What is expected | Where does the word "icon" show up in the records? Copy every line that holds it.

Data excerpts:
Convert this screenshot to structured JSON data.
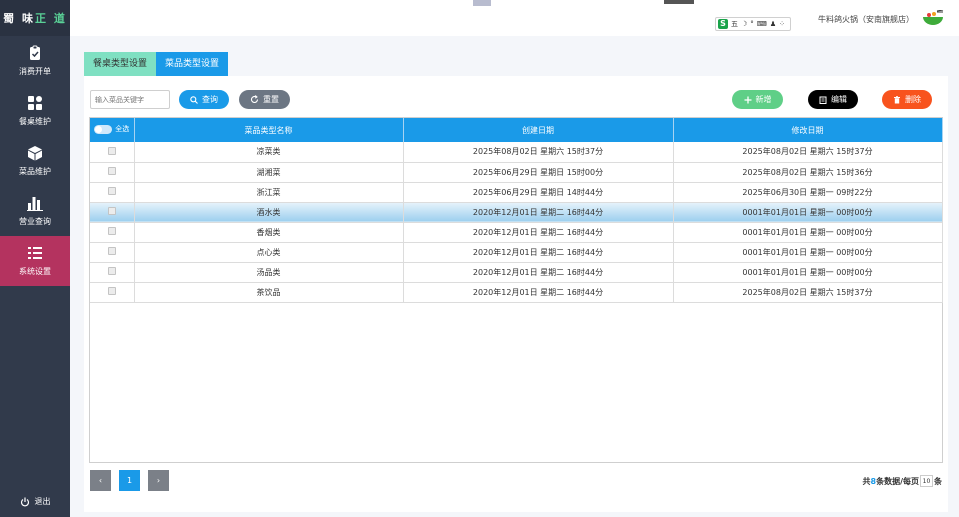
{
  "brand": {
    "part1": "蜀 味",
    "part2": " 正 道"
  },
  "sidebar": {
    "items": [
      {
        "label": "消费开单",
        "icon": "clipboard-icon"
      },
      {
        "label": "餐桌维护",
        "icon": "grid-icon"
      },
      {
        "label": "菜品维护",
        "icon": "cube-icon"
      },
      {
        "label": "营业查询",
        "icon": "bar-chart-icon"
      },
      {
        "label": "系统设置",
        "icon": "list-settings-icon",
        "active": true
      }
    ],
    "logout": "退出"
  },
  "header": {
    "ime_glyph": "五",
    "store_name": "牛料鸽火锅（安南旗舰店）"
  },
  "tabs": [
    {
      "label": "餐桌类型设置"
    },
    {
      "label": "菜品类型设置",
      "active": true
    }
  ],
  "toolbar": {
    "search_placeholder": "输入菜品关键字",
    "query": "查询",
    "reset": "重置",
    "add": "新增",
    "edit": "编辑",
    "delete": "删除"
  },
  "table": {
    "select_all": "全选",
    "columns": [
      "菜品类型名称",
      "创建日期",
      "修改日期"
    ],
    "rows": [
      {
        "name": "凉菜类",
        "created": "2025年08月02日 星期六 15时37分",
        "modified": "2025年08月02日 星期六 15时37分"
      },
      {
        "name": "湖湘菜",
        "created": "2025年06月29日 星期日 15时00分",
        "modified": "2025年08月02日 星期六 15时36分"
      },
      {
        "name": "浙江菜",
        "created": "2025年06月29日 星期日 14时44分",
        "modified": "2025年06月30日 星期一 09时22分"
      },
      {
        "name": "酒水类",
        "created": "2020年12月01日 星期二 16时44分",
        "modified": "0001年01月01日 星期一 00时00分",
        "selected": true
      },
      {
        "name": "香烟类",
        "created": "2020年12月01日 星期二 16时44分",
        "modified": "0001年01月01日 星期一 00时00分"
      },
      {
        "name": "点心类",
        "created": "2020年12月01日 星期二 16时44分",
        "modified": "0001年01月01日 星期一 00时00分"
      },
      {
        "name": "汤品类",
        "created": "2020年12月01日 星期二 16时44分",
        "modified": "0001年01月01日 星期一 00时00分"
      },
      {
        "name": "茶饮品",
        "created": "2020年12月01日 星期二 16时44分",
        "modified": "2025年08月02日 星期六 15时37分"
      }
    ]
  },
  "pager": {
    "prev": "‹",
    "page": "1",
    "next": "›"
  },
  "summary": {
    "prefix": "共",
    "count": "8",
    "mid": "条数据/每页",
    "page_size": "10",
    "suffix": "条"
  },
  "colors": {
    "primary": "#1a9ae8",
    "sidebar": "#313a4b",
    "active_nav": "#b4335f",
    "add": "#5fcf87",
    "delete": "#f8531d"
  }
}
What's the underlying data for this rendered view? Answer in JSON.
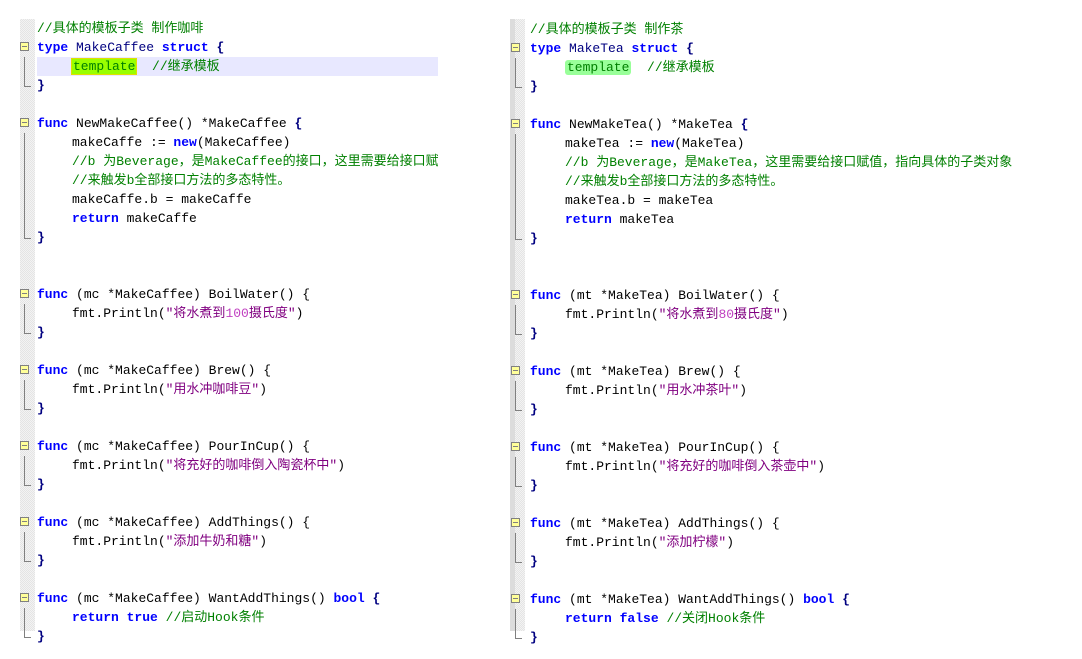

Answer to the exercise |
        "icon": "clipboard-icon"
        "icon": "grid-icon"
        "icon": "cube-icon"
        "icon": "bar-chart-icon"
        "icon": "list-settings-icon",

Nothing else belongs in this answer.